◆ **Problem to solve**
For each line of the listing that includes the word "JSON", show the whole line.

◆ **Record extracts**

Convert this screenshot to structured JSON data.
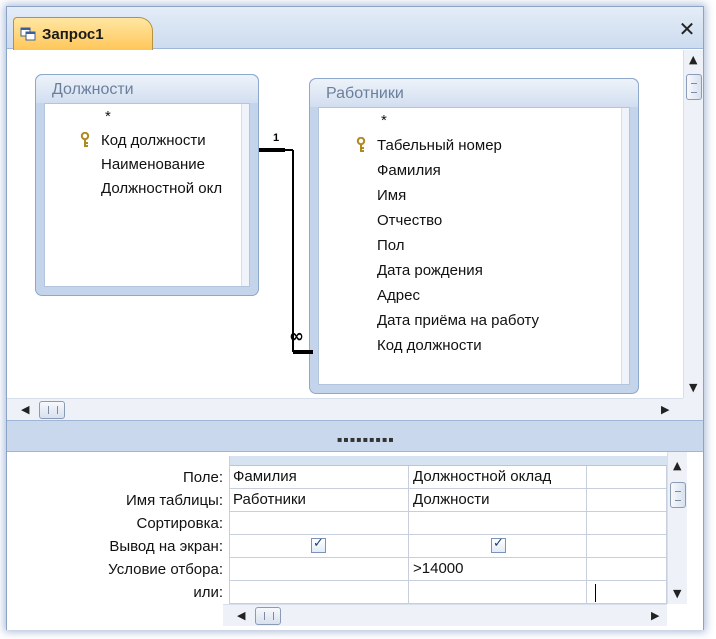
{
  "window": {
    "tab_title": "Запрос1",
    "close_symbol": "✕"
  },
  "tables": [
    {
      "title": "Должности",
      "fields": [
        "*",
        "Код должности",
        "Наименование",
        "Должностной окл"
      ],
      "key_field_index": 1
    },
    {
      "title": "Работники",
      "fields": [
        "*",
        "Табельный номер",
        "Фамилия",
        "Имя",
        "Отчество",
        "Пол",
        "Дата рождения",
        "Адрес",
        "Дата приёма на работу",
        "Код должности"
      ],
      "key_field_index": 1
    }
  ],
  "relationship": {
    "one_side_label": "1",
    "many_side_label": "∞"
  },
  "query_grid": {
    "row_labels": [
      "Поле:",
      "Имя таблицы:",
      "Сортировка:",
      "Вывод на экран:",
      "Условие отбора:",
      "или:"
    ],
    "columns": [
      {
        "field": "Фамилия",
        "table": "Работники",
        "sort": "",
        "show": true,
        "criteria": "",
        "or": ""
      },
      {
        "field": "Должностной оклад",
        "table": "Должности",
        "sort": "",
        "show": true,
        "criteria": ">14000",
        "or": ""
      }
    ]
  },
  "icons": {
    "tab": "query-icon",
    "key": "key-icon",
    "close": "close-icon"
  },
  "colors": {
    "tab_active": "#ffc759",
    "table_frame": "#c4d4ea",
    "table_header_text": "#6b7f9d",
    "window_border": "#8aa4c8"
  }
}
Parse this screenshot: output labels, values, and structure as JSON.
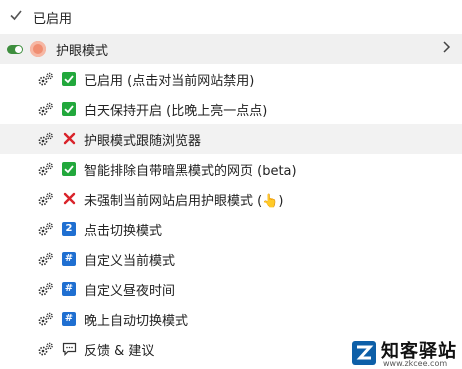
{
  "header": {
    "enabled_label": "已启用"
  },
  "extension": {
    "name": "护眼模式"
  },
  "items": [
    {
      "mark": "check",
      "label": "已启用 (点击对当前网站禁用)"
    },
    {
      "mark": "check",
      "label": "白天保持开启 (比晚上亮一点点)"
    },
    {
      "mark": "cross",
      "label": "护眼模式跟随浏览器"
    },
    {
      "mark": "check",
      "label": "智能排除自带暗黑模式的网页 (beta)"
    },
    {
      "mark": "cross",
      "label": "未强制当前网站启用护眼模式 (👆)"
    },
    {
      "mark": "num",
      "badge": "2",
      "label": "点击切换模式"
    },
    {
      "mark": "num",
      "badge": "#",
      "label": "自定义当前模式"
    },
    {
      "mark": "num",
      "badge": "#",
      "label": "自定义昼夜时间"
    },
    {
      "mark": "num",
      "badge": "#",
      "label": "晚上自动切换模式"
    },
    {
      "mark": "chat",
      "label": "反馈 & 建议"
    }
  ],
  "watermark": {
    "title": "知客驿站",
    "url": "www.zkcee.com"
  },
  "colors": {
    "accent_green": "#22a83c",
    "accent_blue": "#1f6fd1",
    "cross_red": "#d9232a",
    "toggle_green": "#3e8e3e"
  }
}
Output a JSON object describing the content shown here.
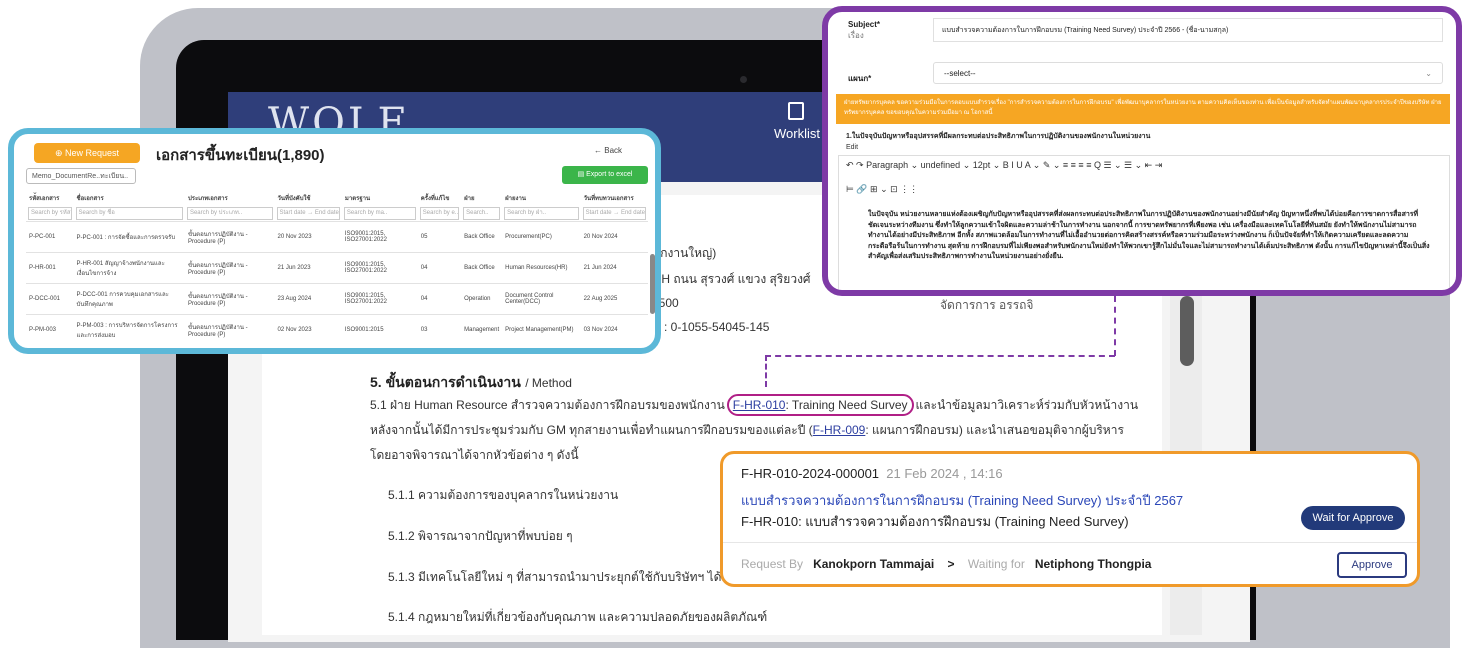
{
  "app": {
    "logo": "WOLF",
    "worklist_label": "Worklist"
  },
  "doc": {
    "line_r1": "นักงานใหญ่)",
    "line_r2": "GH ถนน สุรวงศ์ แขวง สุริยวงศ์",
    "line_r3": "0500",
    "line_r4": "D : 0-1055-54045-145",
    "section_title": "5. ขั้นตอนการดำเนินงาน",
    "section_title_en": "/ Method",
    "p1_a": "5.1 ฝ่าย Human Resource สำรวจความต้องการฝึกอบรมของพนักงาน",
    "p1_link": "F-HR-010",
    "p1_b": ": Training Need Survey",
    "p1_c": "และนำข้อมูลมาวิเคราะห์ร่วมกับหัวหน้างาน",
    "p2_a": "หลังจากนั้นได้มีการประชุมร่วมกับ GM ทุกสายงานเพื่อทำแผนการฝึกอบรมของแต่ละปี (",
    "p2_link": "F-HR-009",
    "p2_b": ": แผนการฝึกอบรม)  และนำเสนอขอมุติจากผู้บริหาร",
    "p3": "โดยอาจพิจารณาได้จากหัวข้อต่าง ๆ ดังนี้",
    "items": [
      "5.1.1 ความต้องการของบุคลากรในหน่วยงาน",
      "5.1.2 พิจารณาจากปัญหาที่พบบ่อย ๆ",
      "5.1.3 มีเทคโนโลยีใหม่ ๆ ที่สามารถนำมาประยุกต์ใช้กับบริษัทฯ ได้",
      "5.1.4 กฎหมายใหม่ที่เกี่ยวข้องกับคุณภาพ และความปลอดภัยของผลิตภัณฑ์"
    ],
    "ghost": "จัดการการ อรรถจิ"
  },
  "list_card": {
    "new_request": "New Request",
    "title": "เอกสารขึ้นทะเบียน(1,890)",
    "back": "Back",
    "select_value": "Memo_DocumentRe..ทะเบียน..",
    "export": "Export to excel",
    "headers": [
      "รหัสเอกสาร",
      "ชื่อเอกสาร",
      "ประเภทเอกสาร",
      "วันที่บังคับใช้",
      "มาตรฐาน",
      "ครั้งที่แก้ไข",
      "ฝ่าย",
      "ฝ่ายงาน",
      "วันที่ทบทวนเอกสาร"
    ],
    "filters": [
      "Search by รหัส",
      "Search by ชื่อ",
      "Search by ประเภท..",
      "Start date  →  End date",
      "Search by ma..",
      "Search by e..",
      "Search..",
      "Search by ฝ่า..",
      "Start date  →  End date"
    ],
    "rows": [
      [
        "P-PC-001",
        "P-PC-001 : การจัดซื้อและการตรวจรับ",
        "ขั้นตอนการปฏิบัติงาน - Procedure (P)",
        "20 Nov 2023",
        "ISO9001:2015, ISO27001:2022",
        "05",
        "Back Office",
        "Procurement(PC)",
        "20 Nov 2024"
      ],
      [
        "P-HR-001",
        "P-HR-001 สัญญาจ้างพนักงานและเงื่อนไขการจ้าง",
        "ขั้นตอนการปฏิบัติงาน - Procedure (P)",
        "21 Jun 2023",
        "ISO9001:2015, ISO27001:2022",
        "04",
        "Back Office",
        "Human Resources(HR)",
        "21 Jun 2024"
      ],
      [
        "P-DCC-001",
        "P-DCC-001 การควบคุมเอกสารและบันทึกคุณภาพ",
        "ขั้นตอนการปฏิบัติงาน - Procedure (P)",
        "23 Aug 2024",
        "ISO9001:2015, ISO27001:2022",
        "04",
        "Operation",
        "Document Control Center(DCC)",
        "22 Aug 2025"
      ],
      [
        "P-PM-003",
        "P-PM-003 : การบริหารจัดการโครงการและการส่งมอบ",
        "ขั้นตอนการปฏิบัติงาน - Procedure (P)",
        "02 Nov 2023",
        "ISO9001:2015",
        "03",
        "Management",
        "Project Management(PM)",
        "03 Nov 2024"
      ]
    ]
  },
  "form_card": {
    "subject_label": "Subject*",
    "subject_sub": "เรื่อง",
    "subject_value": "แบบสำรวจความต้องการในการฝึกอบรม (Training Need Survey) ประจำปี 2566 - (ชื่อ-นามสกุล)",
    "dept_label": "แผนก*",
    "dept_value": "--select--",
    "banner": "ฝ่ายทรัพยากรบุคคล ขอความร่วมมือในการตอบแบบสำรวจเรื่อง \"การสำรวจความต้องการในการฝึกอบรม\" เพื่อพัฒนาบุคลากรในหน่วยงาน ตามความคิดเห็นของท่าน เพื่อเป็นข้อมูลสำหรับจัดทำแผนพัฒนาบุคลากรประจำปีของบริษัท ฝ่ายทรัพยากรบุคคล ขอขอบคุณในความร่วมมือมา ณ โอกาสนี้",
    "question": "1.ในปัจจุบันปัญหาหรืออุปสรรคที่มีผลกระทบต่อประสิทธิภาพในการปฏิบัติงานของพนักงานในหน่วยงาน",
    "edit": "Edit",
    "toolbar_1": "↶   ↷     Paragraph   ⌄   undefined   ⌄   12pt            ⌄     B   I   U    A ⌄   ✎ ⌄    ≡   ≡   ≡   ≡    Q    ☰ ⌄  ☰ ⌄   ⇤   ⇥",
    "toolbar_2": "⊨    🔗   ⊞ ⌄    ⊡    ⋮⋮",
    "body": "ในปัจจุบัน หน่วยงานหลายแห่งต้องเผชิญกับปัญหาหรืออุปสรรคที่ส่งผลกระทบต่อประสิทธิภาพในการปฏิบัติงานของพนักงานอย่างมีนัยสำคัญ ปัญหาหนึ่งที่พบได้บ่อยคือการขาดการสื่อสารที่ชัดเจนระหว่างทีมงาน ซึ่งทำให้ลูกความเข้าใจผิดและความล่าช้าในการทำงาน นอกจากนี้ การขาดทรัพยากรที่เพียงพอ เช่น เครื่องมือและเทคโนโลยีที่ทันสมัย ยังทำให้พนักงานไม่สามารถทำงานได้อย่างมีประสิทธิภาพ อีกทั้ง สภาพแวดล้อมในการทำงานที่ไม่เอื้ออำนวยต่อการคิดสร้างสรรค์หรือความร่วมมือระหว่างพนักงาน ก็เป็นปัจจัยที่ทำให้เกิดความเครียดและลดความกระตือรือร้นในการทำงาน สุดท้าย การฝึกอบรมที่ไม่เพียงพอสำหรับพนักงานใหม่ยังทำให้พวกเขารู้สึกไม่มั่นใจและไม่สามารถทำงานได้เต็มประสิทธิภาพ ดังนั้น การแก้ไขปัญหาเหล่านี้จึงเป็นสิ่งสำคัญเพื่อส่งเสริมประสิทธิภาพการทำงานในหน่วยงานอย่างยั่งยืน."
  },
  "approval_card": {
    "doc_id": "F-HR-010-2024-000001",
    "datetime": "21 Feb 2024 , 14:16",
    "title": "แบบสำรวจความต้องการในการฝึกอบรม (Training Need Survey) ประจำปี 2567",
    "form_name": "F-HR-010: แบบสำรวจความต้องการฝึกอบรม (Training Need Survey)",
    "status": "Wait for Approve",
    "request_by_label": "Request By",
    "requester": "Kanokporn Tammajai",
    "arrow": ">",
    "waiting_label": "Waiting for",
    "approver": "Netiphong Thongpia",
    "approve_button": "Approve"
  },
  "colors": {
    "primary": "#2f3e7a",
    "orange": "#f5a623",
    "purple": "#7e3aa6",
    "teal": "#5cb8d8",
    "green": "#3bb54a",
    "navy": "#223a7a"
  }
}
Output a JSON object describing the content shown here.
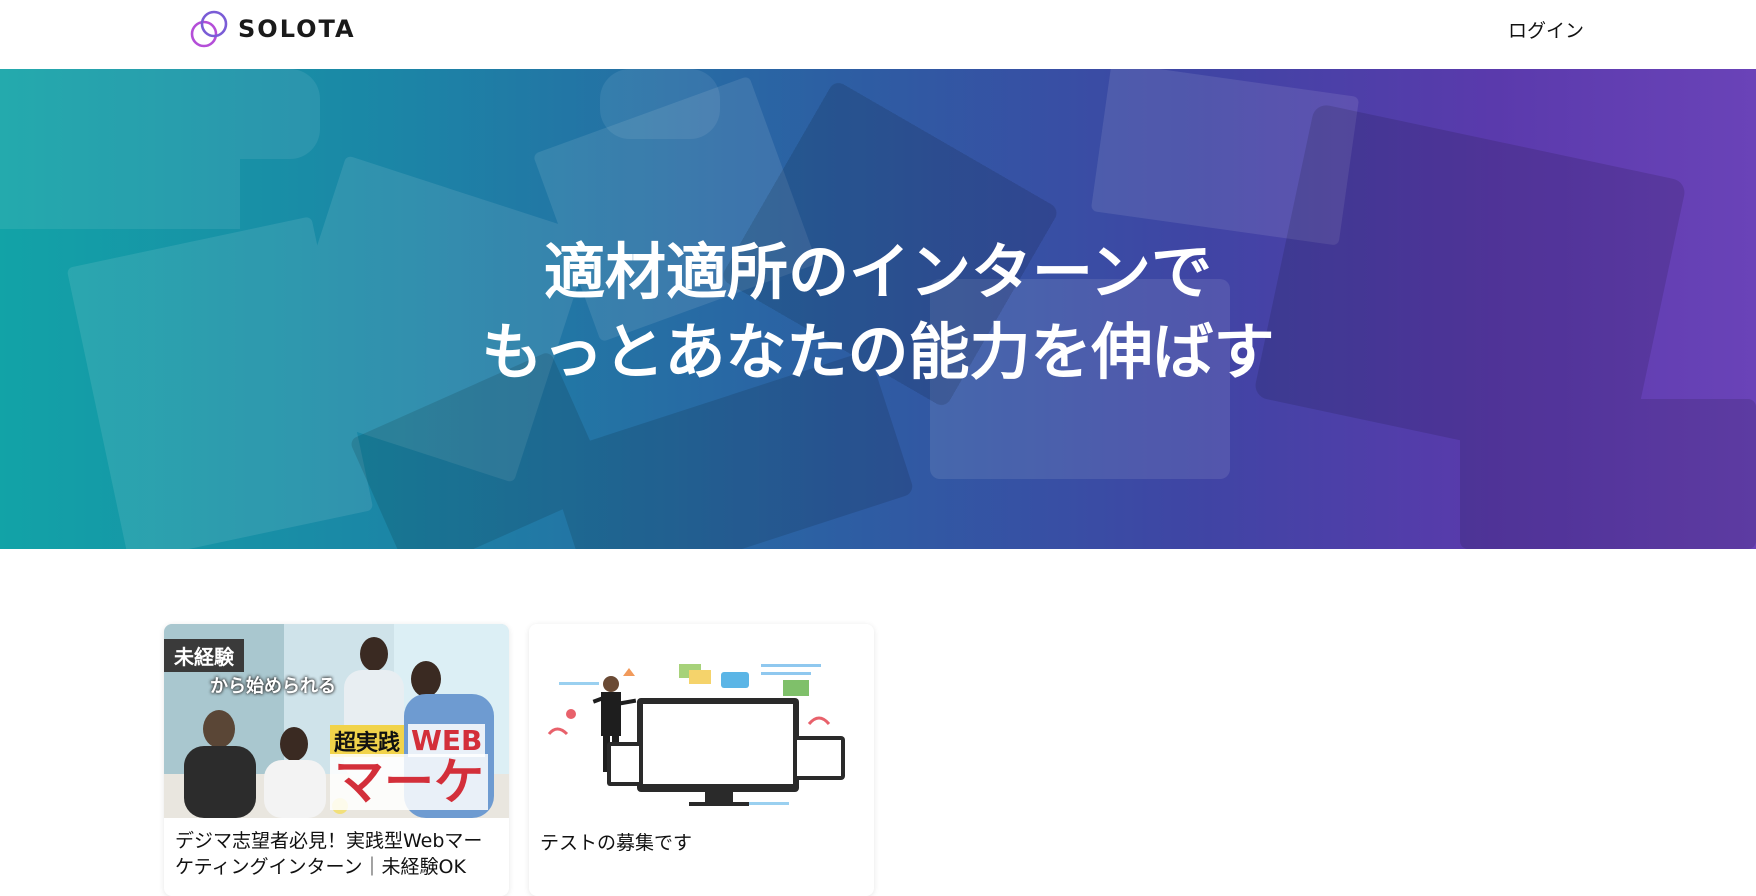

◆ **Result**
Convert this screenshot to structured JSON data.
Parse this screenshot: output labels, values, and structure as JSON.
Output a JSON object describing the content shown here.
Output a JSON object describing the content shown here.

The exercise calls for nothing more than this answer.